This is the real world and people can get hurt if they don't know what they are doing. Learn how to train like a pro. Ask questions.
Our All-state, Collegiate, and Pro Participants:
Chris Haas, D1, Bucknell
Dustin Dibble, D1 University of Milwaukee Wilmington
Jelani Rashi Floyd, D1 UC Davis University
Valerie Zona, D1 West Virginia University
Krista Clement, D1 University of Michigan (Miss Basketball, Michigan)
Jim Clement, D2 Lake Superior State University and European Pro
Damon Huffman, D1 Brown University and European Pro

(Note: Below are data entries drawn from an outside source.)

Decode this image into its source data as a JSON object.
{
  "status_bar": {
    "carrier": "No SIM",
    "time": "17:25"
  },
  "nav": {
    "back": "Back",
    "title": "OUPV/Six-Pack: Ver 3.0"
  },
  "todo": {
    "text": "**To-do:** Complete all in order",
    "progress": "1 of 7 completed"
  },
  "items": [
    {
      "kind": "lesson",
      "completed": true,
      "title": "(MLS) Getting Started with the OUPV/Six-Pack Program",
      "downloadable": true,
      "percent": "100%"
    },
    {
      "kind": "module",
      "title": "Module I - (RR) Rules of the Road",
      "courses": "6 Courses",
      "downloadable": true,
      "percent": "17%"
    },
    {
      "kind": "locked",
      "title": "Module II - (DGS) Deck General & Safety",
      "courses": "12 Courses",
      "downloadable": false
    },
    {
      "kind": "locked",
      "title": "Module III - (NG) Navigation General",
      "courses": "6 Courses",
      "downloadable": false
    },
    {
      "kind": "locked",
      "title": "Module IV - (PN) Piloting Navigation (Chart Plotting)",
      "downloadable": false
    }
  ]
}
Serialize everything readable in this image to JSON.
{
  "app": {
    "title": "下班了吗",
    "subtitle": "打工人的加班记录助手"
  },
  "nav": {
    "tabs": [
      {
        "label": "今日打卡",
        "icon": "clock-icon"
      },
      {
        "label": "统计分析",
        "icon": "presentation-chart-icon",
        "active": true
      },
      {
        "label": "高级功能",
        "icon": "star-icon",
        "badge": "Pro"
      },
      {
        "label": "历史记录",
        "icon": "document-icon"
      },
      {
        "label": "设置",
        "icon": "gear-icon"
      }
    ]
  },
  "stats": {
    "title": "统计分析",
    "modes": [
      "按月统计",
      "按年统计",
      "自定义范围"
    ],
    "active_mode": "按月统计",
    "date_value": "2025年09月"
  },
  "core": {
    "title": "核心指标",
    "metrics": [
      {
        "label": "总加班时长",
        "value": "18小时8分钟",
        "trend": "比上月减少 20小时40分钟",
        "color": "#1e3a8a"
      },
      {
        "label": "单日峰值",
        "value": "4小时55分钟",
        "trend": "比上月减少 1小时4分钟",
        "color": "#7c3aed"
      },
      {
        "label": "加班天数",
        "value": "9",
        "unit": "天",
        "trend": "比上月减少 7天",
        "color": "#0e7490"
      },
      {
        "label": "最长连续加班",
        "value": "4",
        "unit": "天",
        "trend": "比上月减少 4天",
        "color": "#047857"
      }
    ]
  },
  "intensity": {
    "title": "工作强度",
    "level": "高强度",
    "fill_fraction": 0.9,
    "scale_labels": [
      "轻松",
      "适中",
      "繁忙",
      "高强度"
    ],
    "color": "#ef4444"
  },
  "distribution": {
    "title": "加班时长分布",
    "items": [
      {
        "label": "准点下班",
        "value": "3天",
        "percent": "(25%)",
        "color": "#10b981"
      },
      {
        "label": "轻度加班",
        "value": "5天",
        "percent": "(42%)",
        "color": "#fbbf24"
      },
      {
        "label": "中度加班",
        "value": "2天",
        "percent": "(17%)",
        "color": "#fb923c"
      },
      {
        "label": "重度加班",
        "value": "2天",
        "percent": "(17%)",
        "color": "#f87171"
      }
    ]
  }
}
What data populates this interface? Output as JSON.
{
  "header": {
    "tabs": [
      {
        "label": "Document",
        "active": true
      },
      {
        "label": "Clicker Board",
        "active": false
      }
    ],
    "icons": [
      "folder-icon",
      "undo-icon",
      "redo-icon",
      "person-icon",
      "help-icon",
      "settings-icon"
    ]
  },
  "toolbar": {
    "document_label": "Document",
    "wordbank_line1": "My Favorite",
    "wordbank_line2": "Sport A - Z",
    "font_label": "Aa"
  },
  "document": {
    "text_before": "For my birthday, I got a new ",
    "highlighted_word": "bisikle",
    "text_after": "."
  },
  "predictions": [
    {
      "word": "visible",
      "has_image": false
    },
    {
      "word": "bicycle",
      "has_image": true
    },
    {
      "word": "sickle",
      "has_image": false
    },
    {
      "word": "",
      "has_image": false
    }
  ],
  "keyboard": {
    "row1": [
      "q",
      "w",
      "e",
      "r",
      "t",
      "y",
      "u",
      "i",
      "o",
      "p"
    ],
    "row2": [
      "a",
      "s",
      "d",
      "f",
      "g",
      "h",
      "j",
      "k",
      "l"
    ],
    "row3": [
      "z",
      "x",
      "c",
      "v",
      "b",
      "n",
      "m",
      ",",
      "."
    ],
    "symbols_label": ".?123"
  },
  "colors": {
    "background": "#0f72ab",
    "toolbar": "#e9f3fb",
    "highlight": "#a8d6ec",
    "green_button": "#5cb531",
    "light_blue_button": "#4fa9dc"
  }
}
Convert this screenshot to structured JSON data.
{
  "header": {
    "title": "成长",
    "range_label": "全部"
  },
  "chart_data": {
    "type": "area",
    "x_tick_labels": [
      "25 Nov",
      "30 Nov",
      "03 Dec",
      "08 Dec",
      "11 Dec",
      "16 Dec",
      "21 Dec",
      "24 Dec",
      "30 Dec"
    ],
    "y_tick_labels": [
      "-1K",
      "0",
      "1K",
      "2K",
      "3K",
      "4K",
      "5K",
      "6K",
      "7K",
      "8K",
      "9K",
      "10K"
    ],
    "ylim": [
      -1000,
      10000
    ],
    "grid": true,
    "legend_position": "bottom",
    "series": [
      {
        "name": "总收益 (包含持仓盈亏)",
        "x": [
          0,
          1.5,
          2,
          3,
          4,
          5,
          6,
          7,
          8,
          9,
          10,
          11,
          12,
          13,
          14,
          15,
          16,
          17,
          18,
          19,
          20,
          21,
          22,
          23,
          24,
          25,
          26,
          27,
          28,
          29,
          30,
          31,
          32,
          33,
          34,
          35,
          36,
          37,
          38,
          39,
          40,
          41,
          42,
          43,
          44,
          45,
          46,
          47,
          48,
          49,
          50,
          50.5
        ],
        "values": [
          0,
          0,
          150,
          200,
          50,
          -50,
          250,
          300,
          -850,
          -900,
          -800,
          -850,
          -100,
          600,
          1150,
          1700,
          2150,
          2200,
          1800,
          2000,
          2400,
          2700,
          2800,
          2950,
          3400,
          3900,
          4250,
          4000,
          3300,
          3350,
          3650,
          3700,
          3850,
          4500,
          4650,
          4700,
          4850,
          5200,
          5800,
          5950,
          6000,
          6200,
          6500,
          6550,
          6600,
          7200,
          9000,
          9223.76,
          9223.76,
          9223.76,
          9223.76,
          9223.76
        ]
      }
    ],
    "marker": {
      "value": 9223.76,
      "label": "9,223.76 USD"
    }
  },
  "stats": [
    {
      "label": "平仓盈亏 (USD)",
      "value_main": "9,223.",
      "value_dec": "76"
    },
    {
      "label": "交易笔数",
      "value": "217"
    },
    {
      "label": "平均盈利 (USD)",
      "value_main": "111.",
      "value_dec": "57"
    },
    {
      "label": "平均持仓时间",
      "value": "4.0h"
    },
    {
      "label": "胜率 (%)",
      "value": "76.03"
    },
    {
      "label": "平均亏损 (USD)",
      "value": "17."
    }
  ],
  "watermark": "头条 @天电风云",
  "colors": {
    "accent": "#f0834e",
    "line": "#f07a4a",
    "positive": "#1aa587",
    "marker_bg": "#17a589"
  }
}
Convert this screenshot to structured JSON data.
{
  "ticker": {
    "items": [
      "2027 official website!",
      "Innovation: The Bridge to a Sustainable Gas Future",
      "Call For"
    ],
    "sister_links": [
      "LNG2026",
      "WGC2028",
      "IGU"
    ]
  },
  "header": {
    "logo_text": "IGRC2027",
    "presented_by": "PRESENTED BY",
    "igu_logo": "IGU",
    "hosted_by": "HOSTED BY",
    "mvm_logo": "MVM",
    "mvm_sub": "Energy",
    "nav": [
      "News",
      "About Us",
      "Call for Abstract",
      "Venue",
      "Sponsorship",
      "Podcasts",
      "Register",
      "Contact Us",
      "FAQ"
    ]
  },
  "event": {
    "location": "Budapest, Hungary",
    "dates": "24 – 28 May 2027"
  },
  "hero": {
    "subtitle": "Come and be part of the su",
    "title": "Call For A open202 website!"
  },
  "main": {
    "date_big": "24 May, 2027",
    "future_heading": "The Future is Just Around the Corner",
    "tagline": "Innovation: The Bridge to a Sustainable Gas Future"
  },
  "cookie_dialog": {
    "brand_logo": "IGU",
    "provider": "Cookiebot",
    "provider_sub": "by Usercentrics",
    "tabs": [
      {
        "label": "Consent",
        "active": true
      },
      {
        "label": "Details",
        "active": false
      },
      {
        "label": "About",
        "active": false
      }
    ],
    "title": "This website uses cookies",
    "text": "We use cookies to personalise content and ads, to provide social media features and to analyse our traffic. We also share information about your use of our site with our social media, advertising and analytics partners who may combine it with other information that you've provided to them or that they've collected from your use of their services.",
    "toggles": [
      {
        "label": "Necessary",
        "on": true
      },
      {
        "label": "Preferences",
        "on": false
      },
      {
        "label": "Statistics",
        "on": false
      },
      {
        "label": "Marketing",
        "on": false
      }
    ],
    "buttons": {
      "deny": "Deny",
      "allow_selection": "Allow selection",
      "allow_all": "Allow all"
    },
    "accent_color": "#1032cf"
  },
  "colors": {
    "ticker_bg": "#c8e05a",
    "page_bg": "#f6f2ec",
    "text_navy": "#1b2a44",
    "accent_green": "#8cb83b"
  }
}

Steve McDonald, D2 Lake Superior State University
John Flynn, D2 Grand Valley State University 1st Team All-American & European Pro
Brandon Darnton, D1 Michigan State University
Corey Starkey, D1 Bucknell University
Grant Tracy, Grand Rapids CC
Taylor Silas, D1 Missouri State University
Drew Hilton, D3 Albion College
Carlos English, D1 Cleveland St. University, NBDL
DeAndre Haynes, D1 Kent St. University & European Pro
Jenna Stoner, D3 National Champion, DePauw University
Chris Haas, D1 Bucknell University
Kerby Tamm, D1 Central Michigan University